Many researchers have proven that a pool of young people who are not in employment, education, or training are more prone to be entangled in crime, drug abuse, poverty, and violence. In recent years, South Africa has been experiencing high levels of violence. This has moved to almost every part of South African society. Gender Based Violence in South Africa is now 5 times the global average, drug abuse is 3 times the global average, and murder, mental illness, violence in schools, and rates of suicide keep on increasing yearly.

The decline of youth organizations

Youth formations of the three biggest political parties have been found wanting in the past years. The African National Congress Youth League (ANCYL) has been in disarray since the expulsion of its former president, Julius Malema, in 2012. The Democratic Alliance (DA), throughout its history, has not been at the forefront of issues facing the youth. Only the Economic Freedom Fighters (EFF), which Malema went on to form, seem to have a “legitimate” claim on youth issues, but the party has been entangled in corruption allegations, the Venda Mutual Bank scandal, and internal leadership fights that has seen many young party members being expelled from the party.
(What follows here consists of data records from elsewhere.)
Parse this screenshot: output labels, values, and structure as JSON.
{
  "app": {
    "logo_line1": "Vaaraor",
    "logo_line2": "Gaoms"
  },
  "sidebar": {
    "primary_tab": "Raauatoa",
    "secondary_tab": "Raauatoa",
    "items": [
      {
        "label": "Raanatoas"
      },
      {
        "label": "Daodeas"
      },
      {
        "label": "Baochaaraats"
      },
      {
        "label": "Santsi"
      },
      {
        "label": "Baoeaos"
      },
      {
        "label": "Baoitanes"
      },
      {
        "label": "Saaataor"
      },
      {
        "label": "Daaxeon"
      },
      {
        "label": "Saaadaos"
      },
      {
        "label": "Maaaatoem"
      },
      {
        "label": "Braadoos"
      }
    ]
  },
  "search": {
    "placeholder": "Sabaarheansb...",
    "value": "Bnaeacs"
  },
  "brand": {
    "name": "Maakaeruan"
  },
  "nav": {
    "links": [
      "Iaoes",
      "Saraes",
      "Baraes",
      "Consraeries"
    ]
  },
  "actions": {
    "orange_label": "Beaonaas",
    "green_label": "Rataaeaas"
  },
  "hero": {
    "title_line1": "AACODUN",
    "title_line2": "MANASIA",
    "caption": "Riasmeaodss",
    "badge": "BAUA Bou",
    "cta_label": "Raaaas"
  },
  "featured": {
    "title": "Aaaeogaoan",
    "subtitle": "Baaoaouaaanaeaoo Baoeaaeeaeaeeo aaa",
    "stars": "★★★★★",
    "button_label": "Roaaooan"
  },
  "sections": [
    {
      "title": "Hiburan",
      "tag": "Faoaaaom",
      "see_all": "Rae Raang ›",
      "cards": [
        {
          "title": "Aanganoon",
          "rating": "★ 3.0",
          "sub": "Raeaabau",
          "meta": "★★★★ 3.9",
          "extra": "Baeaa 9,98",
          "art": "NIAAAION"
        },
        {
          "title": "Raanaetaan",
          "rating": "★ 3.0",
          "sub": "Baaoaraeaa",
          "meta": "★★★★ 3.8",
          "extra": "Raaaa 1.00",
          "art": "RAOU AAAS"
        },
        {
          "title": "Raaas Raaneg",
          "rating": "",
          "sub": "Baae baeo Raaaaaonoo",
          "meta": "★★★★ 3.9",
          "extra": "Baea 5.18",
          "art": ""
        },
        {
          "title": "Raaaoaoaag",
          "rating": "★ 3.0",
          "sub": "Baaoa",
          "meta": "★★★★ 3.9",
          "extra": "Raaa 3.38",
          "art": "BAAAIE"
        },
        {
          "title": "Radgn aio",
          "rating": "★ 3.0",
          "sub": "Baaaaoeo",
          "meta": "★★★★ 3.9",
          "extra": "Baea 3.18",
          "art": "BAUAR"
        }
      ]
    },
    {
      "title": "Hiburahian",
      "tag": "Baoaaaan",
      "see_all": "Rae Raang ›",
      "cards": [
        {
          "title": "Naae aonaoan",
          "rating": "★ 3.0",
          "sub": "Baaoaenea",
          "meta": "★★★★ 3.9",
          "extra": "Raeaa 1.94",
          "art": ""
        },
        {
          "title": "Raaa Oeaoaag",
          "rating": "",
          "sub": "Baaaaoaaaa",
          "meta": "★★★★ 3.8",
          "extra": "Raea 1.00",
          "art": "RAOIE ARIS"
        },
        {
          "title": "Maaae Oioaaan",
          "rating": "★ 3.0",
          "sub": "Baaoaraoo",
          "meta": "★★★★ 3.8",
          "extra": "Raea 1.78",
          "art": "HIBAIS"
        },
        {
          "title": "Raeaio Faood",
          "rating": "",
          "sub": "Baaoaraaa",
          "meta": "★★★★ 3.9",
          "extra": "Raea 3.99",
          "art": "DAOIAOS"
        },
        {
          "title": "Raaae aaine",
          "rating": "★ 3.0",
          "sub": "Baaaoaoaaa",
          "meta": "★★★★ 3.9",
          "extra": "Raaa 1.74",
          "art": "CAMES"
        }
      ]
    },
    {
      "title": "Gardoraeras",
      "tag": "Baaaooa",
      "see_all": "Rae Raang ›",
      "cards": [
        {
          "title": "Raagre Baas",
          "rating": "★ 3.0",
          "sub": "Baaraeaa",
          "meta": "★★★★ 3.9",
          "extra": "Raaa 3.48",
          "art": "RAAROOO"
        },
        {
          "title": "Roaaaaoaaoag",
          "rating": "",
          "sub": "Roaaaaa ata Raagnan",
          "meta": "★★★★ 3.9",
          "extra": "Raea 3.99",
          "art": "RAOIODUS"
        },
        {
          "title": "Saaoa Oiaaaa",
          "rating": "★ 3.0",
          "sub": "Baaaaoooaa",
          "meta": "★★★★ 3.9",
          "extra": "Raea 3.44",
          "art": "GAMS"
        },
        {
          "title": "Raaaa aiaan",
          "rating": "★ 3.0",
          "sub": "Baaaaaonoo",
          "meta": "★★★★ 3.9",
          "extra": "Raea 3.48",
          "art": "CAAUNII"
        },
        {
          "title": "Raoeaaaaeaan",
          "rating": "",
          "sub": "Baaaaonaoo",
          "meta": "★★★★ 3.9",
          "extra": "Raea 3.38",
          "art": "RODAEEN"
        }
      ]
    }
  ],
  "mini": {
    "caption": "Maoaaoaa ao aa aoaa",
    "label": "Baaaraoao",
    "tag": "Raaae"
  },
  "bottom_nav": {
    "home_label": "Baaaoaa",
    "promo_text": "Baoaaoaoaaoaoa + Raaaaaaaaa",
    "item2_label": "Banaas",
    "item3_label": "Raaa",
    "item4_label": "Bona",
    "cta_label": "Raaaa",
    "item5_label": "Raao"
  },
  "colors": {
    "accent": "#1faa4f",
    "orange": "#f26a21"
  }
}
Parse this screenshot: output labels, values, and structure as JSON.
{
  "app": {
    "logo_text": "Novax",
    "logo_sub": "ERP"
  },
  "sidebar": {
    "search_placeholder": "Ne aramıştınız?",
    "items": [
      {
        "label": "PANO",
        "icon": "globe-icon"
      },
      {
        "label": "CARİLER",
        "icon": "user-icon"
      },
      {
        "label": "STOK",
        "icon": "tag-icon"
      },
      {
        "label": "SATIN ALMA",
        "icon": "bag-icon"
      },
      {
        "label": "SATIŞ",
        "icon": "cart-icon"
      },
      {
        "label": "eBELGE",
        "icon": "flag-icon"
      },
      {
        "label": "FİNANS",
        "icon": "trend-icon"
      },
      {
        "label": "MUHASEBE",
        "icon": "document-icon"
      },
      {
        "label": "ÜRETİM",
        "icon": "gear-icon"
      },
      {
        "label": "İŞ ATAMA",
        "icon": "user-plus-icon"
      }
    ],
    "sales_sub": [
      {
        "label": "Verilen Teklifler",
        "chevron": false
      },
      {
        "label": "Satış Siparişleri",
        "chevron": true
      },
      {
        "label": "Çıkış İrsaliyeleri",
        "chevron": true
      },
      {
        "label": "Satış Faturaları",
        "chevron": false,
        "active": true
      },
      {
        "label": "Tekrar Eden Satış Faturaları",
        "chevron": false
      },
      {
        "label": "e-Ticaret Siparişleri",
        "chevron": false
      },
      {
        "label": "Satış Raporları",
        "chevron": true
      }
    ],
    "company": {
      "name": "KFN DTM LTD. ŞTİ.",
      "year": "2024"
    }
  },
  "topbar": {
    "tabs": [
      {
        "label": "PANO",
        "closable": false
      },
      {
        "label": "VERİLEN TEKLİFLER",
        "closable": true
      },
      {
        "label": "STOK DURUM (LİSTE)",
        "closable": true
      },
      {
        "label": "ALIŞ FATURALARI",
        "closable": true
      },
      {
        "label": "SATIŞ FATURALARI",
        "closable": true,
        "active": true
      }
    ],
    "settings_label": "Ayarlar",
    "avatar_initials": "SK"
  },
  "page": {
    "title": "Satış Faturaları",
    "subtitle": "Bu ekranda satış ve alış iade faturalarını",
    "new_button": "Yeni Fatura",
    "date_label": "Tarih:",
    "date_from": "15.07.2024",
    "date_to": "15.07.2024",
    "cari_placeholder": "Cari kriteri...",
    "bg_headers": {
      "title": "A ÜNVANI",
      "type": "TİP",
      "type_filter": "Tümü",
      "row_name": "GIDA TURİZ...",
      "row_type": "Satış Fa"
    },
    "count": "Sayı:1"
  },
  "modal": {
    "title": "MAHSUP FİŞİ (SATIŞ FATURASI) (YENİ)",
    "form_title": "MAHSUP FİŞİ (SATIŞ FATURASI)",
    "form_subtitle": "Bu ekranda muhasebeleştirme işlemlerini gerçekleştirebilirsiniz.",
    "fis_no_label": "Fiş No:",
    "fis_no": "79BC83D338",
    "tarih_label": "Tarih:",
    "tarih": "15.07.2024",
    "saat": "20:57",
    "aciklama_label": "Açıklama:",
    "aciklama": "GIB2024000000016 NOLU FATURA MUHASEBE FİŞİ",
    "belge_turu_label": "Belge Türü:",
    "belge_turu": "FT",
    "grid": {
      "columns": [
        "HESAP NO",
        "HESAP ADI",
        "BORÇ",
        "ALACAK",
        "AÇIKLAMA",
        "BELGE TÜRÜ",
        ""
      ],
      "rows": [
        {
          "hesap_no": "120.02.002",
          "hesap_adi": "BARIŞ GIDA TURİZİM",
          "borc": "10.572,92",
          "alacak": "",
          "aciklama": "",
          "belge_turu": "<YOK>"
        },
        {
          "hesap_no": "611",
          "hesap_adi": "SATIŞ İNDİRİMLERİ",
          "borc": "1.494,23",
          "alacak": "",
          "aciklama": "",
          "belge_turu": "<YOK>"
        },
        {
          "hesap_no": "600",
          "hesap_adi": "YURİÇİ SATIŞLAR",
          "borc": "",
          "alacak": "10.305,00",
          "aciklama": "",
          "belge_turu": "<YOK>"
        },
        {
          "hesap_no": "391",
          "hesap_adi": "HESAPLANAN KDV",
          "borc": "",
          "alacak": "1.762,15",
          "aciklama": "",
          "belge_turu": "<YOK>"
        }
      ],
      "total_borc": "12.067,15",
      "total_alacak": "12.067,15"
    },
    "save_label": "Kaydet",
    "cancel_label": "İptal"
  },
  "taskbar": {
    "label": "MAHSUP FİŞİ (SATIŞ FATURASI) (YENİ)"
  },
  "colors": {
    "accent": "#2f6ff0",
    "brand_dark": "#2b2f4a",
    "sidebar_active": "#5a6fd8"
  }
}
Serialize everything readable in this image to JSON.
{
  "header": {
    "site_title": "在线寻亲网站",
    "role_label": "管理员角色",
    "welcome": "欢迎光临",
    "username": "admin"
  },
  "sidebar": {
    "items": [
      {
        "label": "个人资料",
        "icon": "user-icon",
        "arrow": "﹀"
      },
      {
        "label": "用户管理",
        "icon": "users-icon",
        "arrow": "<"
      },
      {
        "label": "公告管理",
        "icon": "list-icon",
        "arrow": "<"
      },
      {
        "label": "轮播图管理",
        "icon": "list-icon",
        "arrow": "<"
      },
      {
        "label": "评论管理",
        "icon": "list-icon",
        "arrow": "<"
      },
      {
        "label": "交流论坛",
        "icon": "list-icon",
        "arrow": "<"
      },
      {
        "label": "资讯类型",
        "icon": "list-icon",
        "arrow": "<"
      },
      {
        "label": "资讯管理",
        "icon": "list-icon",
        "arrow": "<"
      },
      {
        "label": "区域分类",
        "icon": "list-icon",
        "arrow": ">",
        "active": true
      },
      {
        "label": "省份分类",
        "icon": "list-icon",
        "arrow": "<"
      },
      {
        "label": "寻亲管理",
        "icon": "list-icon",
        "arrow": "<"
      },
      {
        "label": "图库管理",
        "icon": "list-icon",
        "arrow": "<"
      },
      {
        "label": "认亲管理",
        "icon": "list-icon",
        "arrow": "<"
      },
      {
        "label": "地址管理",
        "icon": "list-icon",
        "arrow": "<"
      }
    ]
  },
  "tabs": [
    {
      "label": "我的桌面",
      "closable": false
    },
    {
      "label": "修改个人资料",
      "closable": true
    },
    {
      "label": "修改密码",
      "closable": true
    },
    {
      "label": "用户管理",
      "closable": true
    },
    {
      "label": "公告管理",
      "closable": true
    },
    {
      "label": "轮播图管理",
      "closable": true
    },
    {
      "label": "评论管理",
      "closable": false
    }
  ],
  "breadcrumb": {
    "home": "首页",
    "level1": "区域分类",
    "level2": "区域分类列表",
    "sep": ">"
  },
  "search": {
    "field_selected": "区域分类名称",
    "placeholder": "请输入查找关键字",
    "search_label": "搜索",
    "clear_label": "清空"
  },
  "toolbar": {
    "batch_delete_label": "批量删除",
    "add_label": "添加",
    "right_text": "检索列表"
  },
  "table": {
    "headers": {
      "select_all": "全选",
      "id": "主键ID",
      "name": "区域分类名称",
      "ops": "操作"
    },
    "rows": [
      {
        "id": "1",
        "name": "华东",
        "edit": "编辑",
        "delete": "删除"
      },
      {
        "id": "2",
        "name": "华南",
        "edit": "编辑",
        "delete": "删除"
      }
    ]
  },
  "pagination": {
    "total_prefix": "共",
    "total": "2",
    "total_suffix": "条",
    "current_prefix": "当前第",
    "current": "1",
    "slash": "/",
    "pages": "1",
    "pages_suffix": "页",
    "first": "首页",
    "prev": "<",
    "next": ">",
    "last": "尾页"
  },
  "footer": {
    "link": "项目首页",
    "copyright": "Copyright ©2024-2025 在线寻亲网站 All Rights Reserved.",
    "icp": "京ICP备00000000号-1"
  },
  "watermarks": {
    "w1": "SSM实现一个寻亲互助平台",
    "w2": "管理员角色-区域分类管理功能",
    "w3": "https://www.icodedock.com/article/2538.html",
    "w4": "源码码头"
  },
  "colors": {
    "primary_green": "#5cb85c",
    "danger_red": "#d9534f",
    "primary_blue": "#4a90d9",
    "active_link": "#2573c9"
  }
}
The top levels of South African social hierarchy are still occupied by senior citizens. The average age of a Member of Parliament is said to be at 66, and the average age of a farmer is 65. This of course is seen throughout most sectors of South African society. Young people show far higher rates of unemployment than older people. This might be justified by the lack of experience among young people, yet the gap shouldn’t be this huge due to the diminishing number of senior citizens and the rise of young people. This is not to say old people must be replaced with young people, but it shows that more spaces, specifically for young people, must be created.

The country cannot continue losing young people to poverty and unemployment. Millions of young people with talent are wasted year in year out. A country that doesn’t invest in its youth will fail at solving its immediate and future challenges. It is evident for now that young people do not know where to go; in 2019 the Independent Electoral Commission (IEC) recorded a 47% decrease in youth voter turnout. As young people, it is time to demonstrate and put this crisis at the center of national dialogue. This will require united campaigns and action from all young people across the country.

Further Reading